### What this task involves:
Would you write out all the records again, exactly?

### Records for this exercise:
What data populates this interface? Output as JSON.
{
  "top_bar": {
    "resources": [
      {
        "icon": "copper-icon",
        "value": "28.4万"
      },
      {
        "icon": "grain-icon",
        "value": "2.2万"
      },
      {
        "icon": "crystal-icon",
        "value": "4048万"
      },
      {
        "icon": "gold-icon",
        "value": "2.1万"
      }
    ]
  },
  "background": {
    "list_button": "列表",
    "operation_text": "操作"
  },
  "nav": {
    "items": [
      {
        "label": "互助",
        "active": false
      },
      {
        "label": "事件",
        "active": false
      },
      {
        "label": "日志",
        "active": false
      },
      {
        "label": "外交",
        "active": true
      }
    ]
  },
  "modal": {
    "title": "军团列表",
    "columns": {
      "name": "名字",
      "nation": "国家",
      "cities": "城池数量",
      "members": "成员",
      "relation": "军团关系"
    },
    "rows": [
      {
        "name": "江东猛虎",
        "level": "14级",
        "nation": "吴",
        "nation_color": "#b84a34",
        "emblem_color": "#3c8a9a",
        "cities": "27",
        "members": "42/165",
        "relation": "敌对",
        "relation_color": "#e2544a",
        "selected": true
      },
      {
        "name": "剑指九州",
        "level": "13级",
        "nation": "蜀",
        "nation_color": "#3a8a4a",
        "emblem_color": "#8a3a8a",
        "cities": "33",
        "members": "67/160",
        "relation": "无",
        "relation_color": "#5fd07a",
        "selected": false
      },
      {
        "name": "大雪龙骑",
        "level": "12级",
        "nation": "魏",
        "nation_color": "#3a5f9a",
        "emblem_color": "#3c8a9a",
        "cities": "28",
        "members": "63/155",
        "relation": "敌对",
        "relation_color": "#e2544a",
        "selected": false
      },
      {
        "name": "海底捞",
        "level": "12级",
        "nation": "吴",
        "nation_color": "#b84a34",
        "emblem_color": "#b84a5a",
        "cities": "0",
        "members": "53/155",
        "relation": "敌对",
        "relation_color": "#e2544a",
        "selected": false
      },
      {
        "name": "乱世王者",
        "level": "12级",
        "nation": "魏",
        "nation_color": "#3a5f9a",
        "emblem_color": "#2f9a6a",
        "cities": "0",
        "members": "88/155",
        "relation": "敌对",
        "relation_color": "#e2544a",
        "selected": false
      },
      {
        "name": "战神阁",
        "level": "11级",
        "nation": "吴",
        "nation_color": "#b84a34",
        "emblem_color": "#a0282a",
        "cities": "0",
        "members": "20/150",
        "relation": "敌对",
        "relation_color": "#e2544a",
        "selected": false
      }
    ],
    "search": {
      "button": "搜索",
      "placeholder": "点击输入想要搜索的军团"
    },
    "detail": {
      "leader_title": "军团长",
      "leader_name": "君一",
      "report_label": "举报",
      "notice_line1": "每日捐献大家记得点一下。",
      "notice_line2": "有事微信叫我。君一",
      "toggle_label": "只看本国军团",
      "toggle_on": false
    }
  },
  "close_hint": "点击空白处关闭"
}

### Task output:
What data populates this interface? Output as JSON.
{
  "top_bar": {
    "resources": [
      {
        "icon": "copper-icon",
        "value": "28.4万"
      },
      {
        "icon": "grain-icon",
        "value": "2.2万"
      },
      {
        "icon": "crystal-icon",
        "value": "4048万"
      },
      {
        "icon": "gold-icon",
        "value": "2.1万"
      }
    ]
  },
  "background": {
    "list_button": "列表",
    "operation_text": "操作"
  },
  "nav": {
    "items": [
      {
        "label": "互助",
        "active": false
      },
      {
        "label": "事件",
        "active": false
      },
      {
        "label": "日志",
        "active": false
      },
      {
        "label": "外交",
        "active": true
      }
    ]
  },
  "modal": {
    "title": "军团列表",
    "columns": {
      "name": "名字",
      "nation": "国家",
      "cities": "城池数量",
      "members": "成员",
      "relation": "军团关系"
    },
    "rows": [
      {
        "name": "江东猛虎",
        "level": "14级",
        "nation": "吴",
        "nation_color": "#b84a34",
        "emblem_color": "#3c8a9a",
        "cities": "27",
        "members": "42/165",
        "relation": "敌对",
        "relation_color": "#e2544a",
        "selected": true
      },
      {
        "name": "剑指九州",
        "level": "13级",
        "nation": "蜀",
        "nation_color": "#3a8a4a",
        "emblem_color": "#8a3a8a",
        "cities": "33",
        "members": "67/160",
        "relation": "无",
        "relation_color": "#5fd07a",
        "selected": false
      },
      {
        "name": "大雪龙骑",
        "level": "12级",
        "nation": "魏",
        "nation_color": "#3a5f9a",
        "emblem_color": "#3c8a9a",
        "cities": "28",
        "members": "63/155",
        "relation": "敌对",
        "relation_color": "#e2544a",
        "selected": false
      },
      {
        "name": "海底捞",
        "level": "12级",
        "nation": "吴",
        "nation_color": "#b84a34",
        "emblem_color": "#b84a5a",
        "cities": "0",
        "members": "53/155",
        "relation": "敌对",
        "relation_color": "#e2544a",
        "selected": false
      },
      {
        "name": "乱世王者",
        "level": "12级",
        "nation": "魏",
        "nation_color": "#3a5f9a",
        "emblem_color": "#2f9a6a",
        "cities": "0",
        "members": "88/155",
        "relation": "敌对",
        "relation_color": "#e2544a",
        "selected": false
      },
      {
        "name": "战神阁",
        "level": "11级",
        "nation": "吴",
        "nation_color": "#b84a34",
        "emblem_color": "#a0282a",
        "cities": "0",
        "members": "20/150",
        "relation": "敌对",
        "relation_color": "#e2544a",
        "selected": false
      }
    ],
    "search": {
      "button": "搜索",
      "placeholder": "点击输入想要搜索的军团"
    },
    "detail": {
      "leader_title": "军团长",
      "leader_name": "君一",
      "report_label": "举报",
      "notice_line1": "每日捐献大家记得点一下。",
      "notice_line2": "有事微信叫我。君一",
      "toggle_label": "只看本国军团",
      "toggle_on": false
    }
  },
  "close_hint": "点击空白处关闭"
}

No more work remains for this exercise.